I’m already at a Nirvanic state when it comes to weight, ie. All fats are an illusion and no one enters heaven (or an atheist equivalent) feeling good about themselves by not eating well.  Which is my biggest problem. How do I feel bad about myself in order for me to something about it?

I guess I could look at the signs:-

  • No one gets a hernia when they try to tie their shoe laces
  • Fitting into a pair of jeans doesn’t require a crane.
  • XXL T-shirts don’t need to expanded on a large chair frame 12 hours before wearing them
  • Running out of breath when I’m typing this.

Okay, maybe I exaggerate. While I’m not large enough to attract heavy bodies by my sheer gravitational force alone, I am coming close.

So it is with this great sense of guilt (which is good) that I regret all of the delicious meals that I had had this year. I regret eating lightly toasted caramelized foie gras. I regret drinking great tasting fruit-nosed, full palette Pinot Noir that comes with a slightly spicy end note. I regret engaging in juicy blood filled medium rare stakes. And most of all, I regret downing crates of sweet bubbly sugared non-diet Coca-Cola.

Mostly, I think that my biggest regret is not moving my lazy ass to exercise. And no, running and jumping in a Playstation 3 game as great as Uncharted: Drake’s Fortune doesn’t count (even though it requires one to swing the controller from time to time due to the SIXAXIS functions). I also regret, as does my wallet, that I have wasted RM 150 per month to sign-up for a gym membership that I do not go to. I regret relegating my dumb bells to become expensive paper weight. I regret too that I wear my running shoes as fashion wear and have bastardized it from its utilitarian purposes.

Now that I’m a broken man, I’m going to built myself up again. I’m resolving to lose the excess weight so that:-
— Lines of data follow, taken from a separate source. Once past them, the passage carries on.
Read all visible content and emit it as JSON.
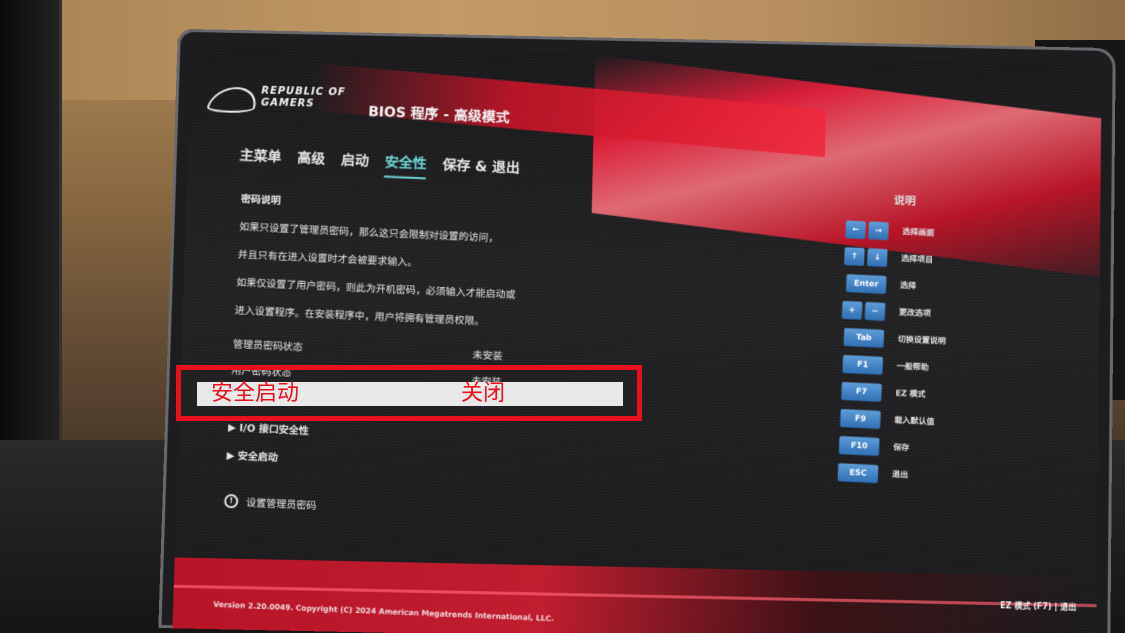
{
  "header": {
    "logo_text": "REPUBLIC OF GAMERS",
    "title": "BIOS 程序 - 高级模式"
  },
  "tabs": [
    {
      "label": "主菜单"
    },
    {
      "label": "高级"
    },
    {
      "label": "启动"
    },
    {
      "label": "安全性",
      "active": true
    },
    {
      "label": "保存 & 退出"
    }
  ],
  "security": {
    "heading": "密码说明",
    "desc": [
      "如果只设置了管理员密码，那么这只会限制对设置的访问，",
      "并且只有在进入设置时才会被要求输入。",
      "如果仅设置了用户密码，则此为开机密码，必须输入才能启动或",
      "进入设置程序。在安装程序中，用户将拥有管理员权限。"
    ],
    "admin_status_label": "管理员密码状态",
    "admin_status_value": "未安装",
    "user_status_label": "用户密码状态",
    "user_status_value": "未安装",
    "submenus": [
      {
        "label": "▶ I/O 接口安全性"
      },
      {
        "label": "▶ 安全启动"
      }
    ],
    "info_text": "设置管理员密码"
  },
  "highlight": {
    "label": "安全启动",
    "value": "关闭"
  },
  "help_panel": {
    "title": "说明",
    "items": [
      {
        "keys": [
          "←",
          "→"
        ],
        "label": "选择画面"
      },
      {
        "keys": [
          "↑",
          "↓"
        ],
        "label": "选择项目"
      },
      {
        "keys": [
          "Enter"
        ],
        "label": "选择"
      },
      {
        "keys": [
          "+",
          "−"
        ],
        "label": "更改选项"
      },
      {
        "keys": [
          "Tab"
        ],
        "label": "切换设置说明"
      },
      {
        "keys": [
          "F1"
        ],
        "label": "一般帮助"
      },
      {
        "keys": [
          "F7"
        ],
        "label": "EZ 模式"
      },
      {
        "keys": [
          "F9"
        ],
        "label": "载入默认值"
      },
      {
        "keys": [
          "F10"
        ],
        "label": "保存"
      },
      {
        "keys": [
          "ESC"
        ],
        "label": "退出"
      }
    ]
  },
  "footer": {
    "version": "Version 2.20.0049. Copyright (C) 2024 American Megatrends International, LLC.",
    "right": "EZ 模式 (F7) | 退出"
  },
  "colors": {
    "accent_red": "#e8101c",
    "active_tab": "#6fd6d8",
    "key_blue": "#3a7ec4"
  }
}
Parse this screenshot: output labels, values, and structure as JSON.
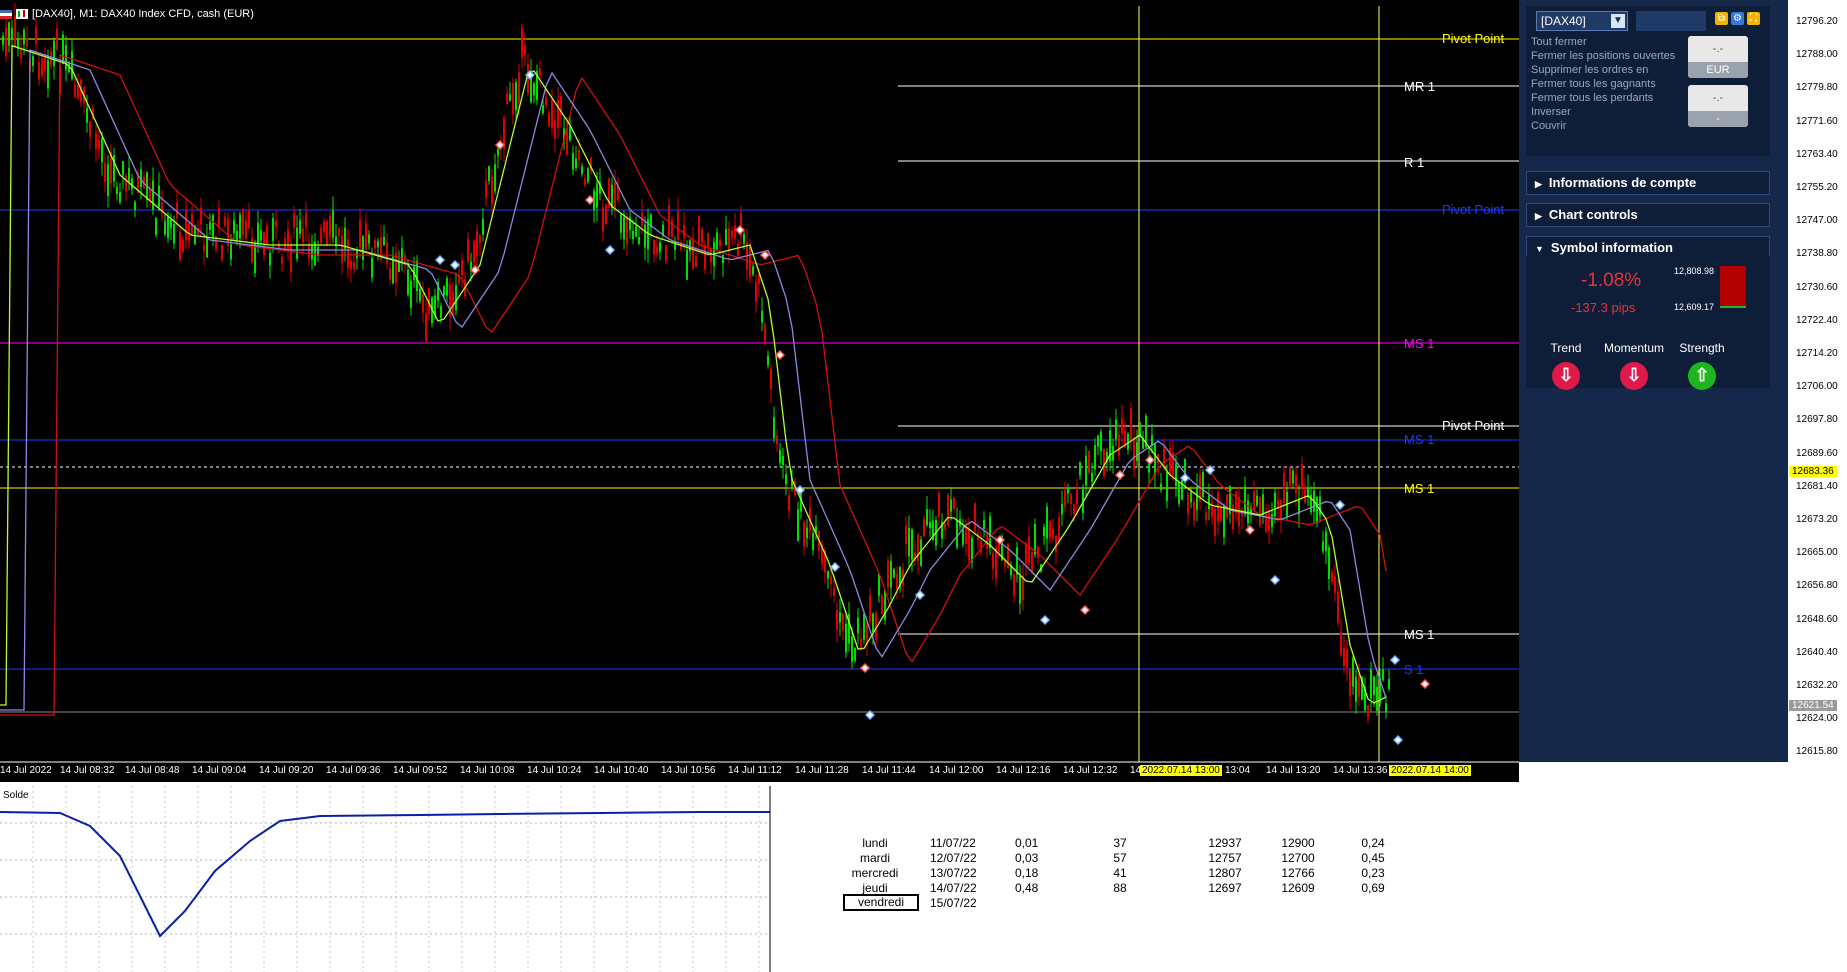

  • I don’t have to buy 2 tickets for myself to watch Indiana Jones 4 (coming memorial day 2008, yay!) and Star Trek (end 2008, another yay!)
  • AirAsia doesn’t charge an extra fuel surcharge on my cheap flight tickets
  • The proprietor of my favorite restaurant doesn’t have to double up in washing the piles of dishes every time I go there for a meal
  • I don’t cause a solar eclipse when I step in front of someone during sunrise or sunset

Ah…I must say that I do feel good (but not too good) about myself now and I’m ready to face 2008 with this new resolve.

Have a Great and Happy New Year!